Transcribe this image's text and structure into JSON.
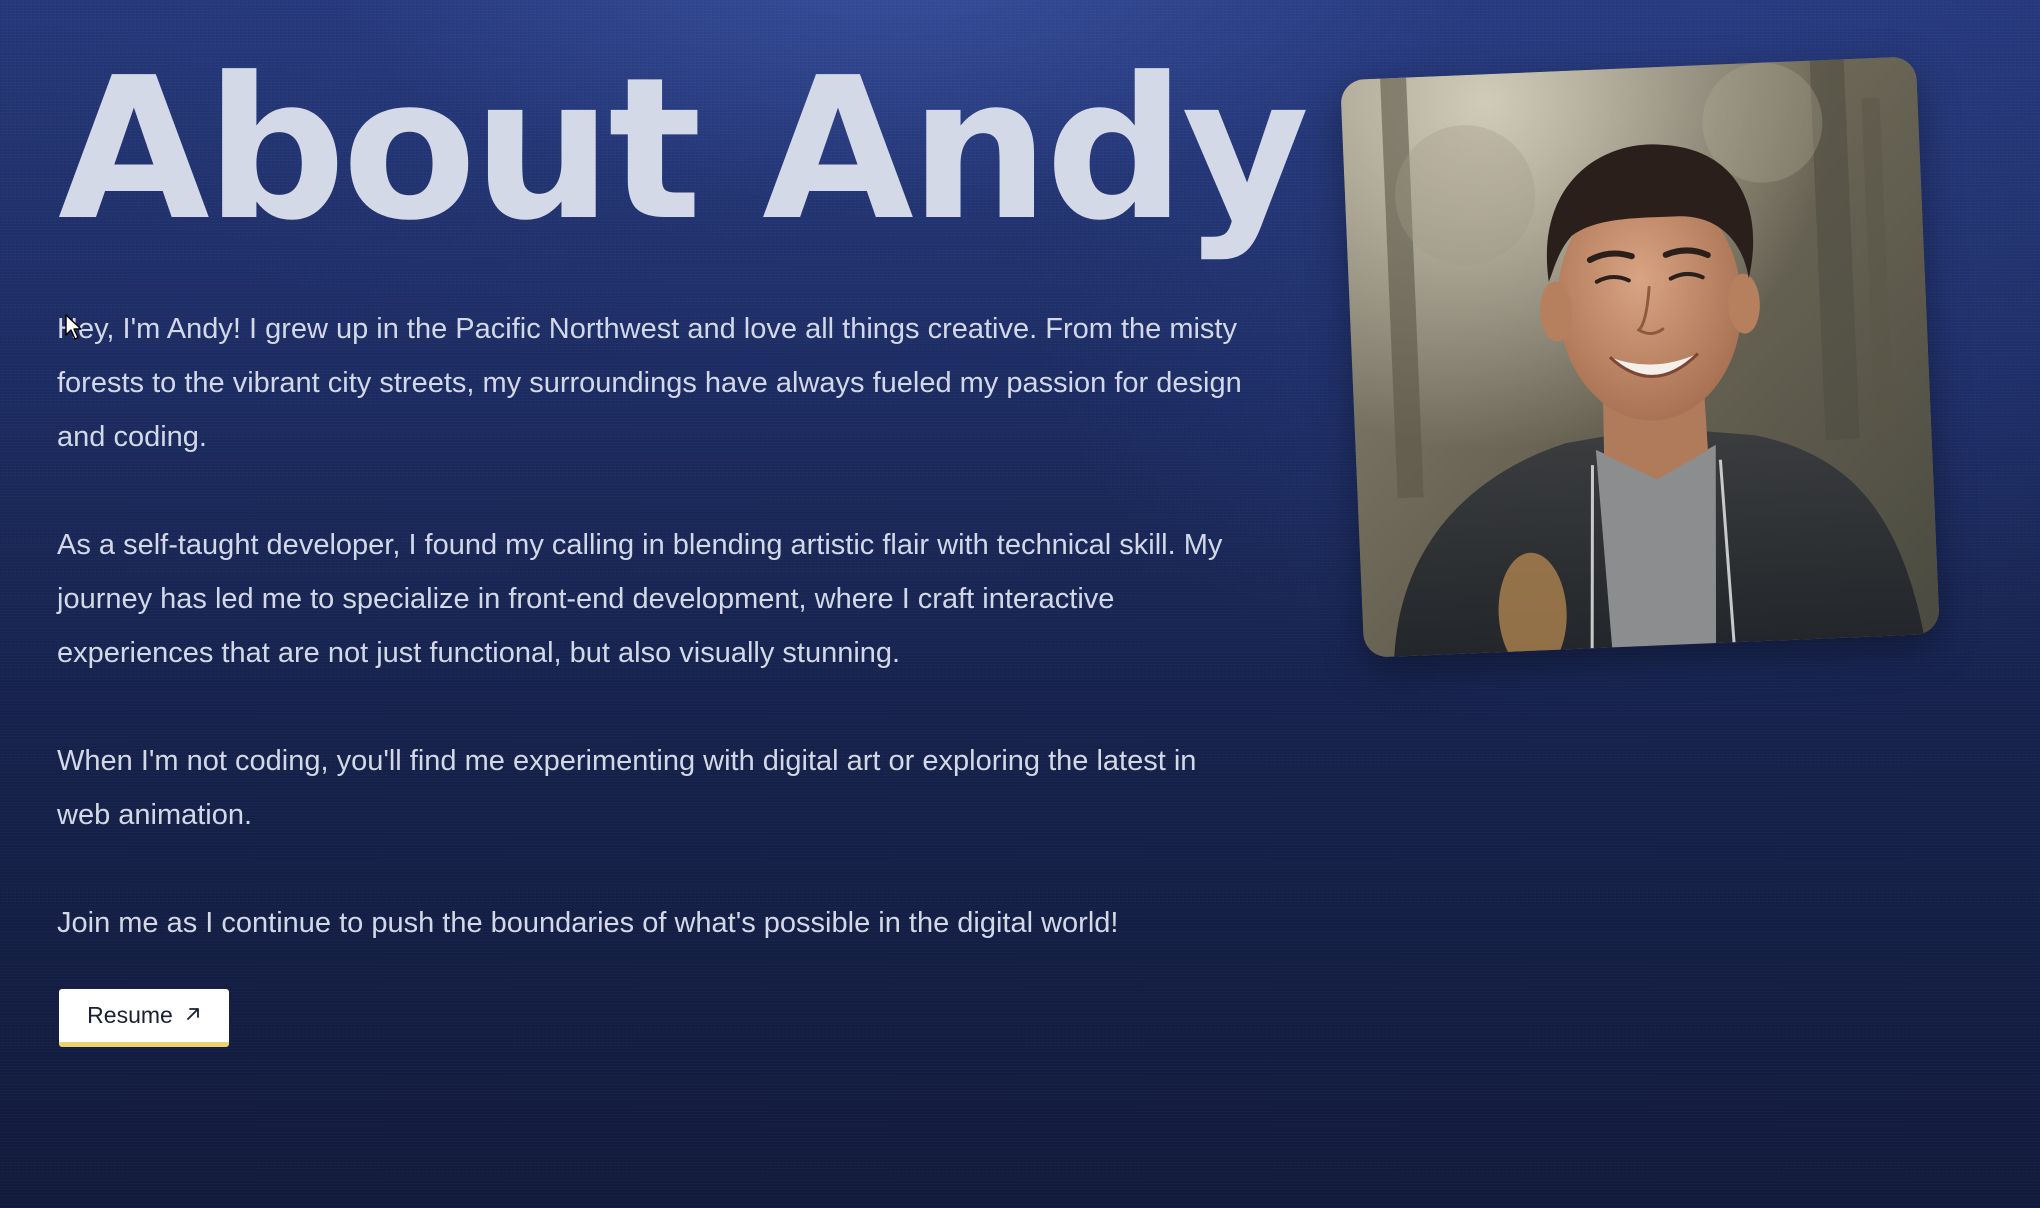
{
  "page": {
    "title": "About Andy"
  },
  "bio": {
    "paragraphs": [
      "Hey, I'm Andy! I grew up in the Pacific Northwest and love all things creative. From the misty forests to the vibrant city streets, my surroundings have always fueled my passion for design and coding.",
      "As a self-taught developer, I found my calling in blending artistic flair with technical skill. My journey has led me to specialize in front-end development, where I craft interactive experiences that are not just functional, but also visually stunning.",
      "When I'm not coding, you'll find me experimenting with digital art or exploring the latest in web animation.",
      "Join me as I continue to push the boundaries of what's possible in the digital world!"
    ]
  },
  "resume": {
    "label": "Resume",
    "icon": "arrow-up-right-icon"
  },
  "photo": {
    "subject": "portrait-photo"
  },
  "colors": {
    "background": "#1d2c63",
    "title": "#d3d9e6",
    "text": "#d2d8e6",
    "button_bg": "#ffffff",
    "button_underline": "#ecd26b"
  }
}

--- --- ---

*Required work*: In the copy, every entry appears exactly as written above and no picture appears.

*Answer for this exercise*:
Transcribe this image's text and structure into JSON.
{
  "page": {
    "title": "About Andy"
  },
  "bio": {
    "paragraphs": [
      "Hey, I'm Andy! I grew up in the Pacific Northwest and love all things creative. From the misty forests to the vibrant city streets, my surroundings have always fueled my passion for design and coding.",
      "As a self-taught developer, I found my calling in blending artistic flair with technical skill. My journey has led me to specialize in front-end development, where I craft interactive experiences that are not just functional, but also visually stunning.",
      "When I'm not coding, you'll find me experimenting with digital art or exploring the latest in web animation.",
      "Join me as I continue to push the boundaries of what's possible in the digital world!"
    ]
  },
  "resume": {
    "label": "Resume",
    "icon": "arrow-up-right-icon"
  },
  "photo": {
    "subject": "portrait-photo"
  },
  "colors": {
    "background": "#1d2c63",
    "title": "#d3d9e6",
    "text": "#d2d8e6",
    "button_bg": "#ffffff",
    "button_underline": "#ecd26b"
  }
}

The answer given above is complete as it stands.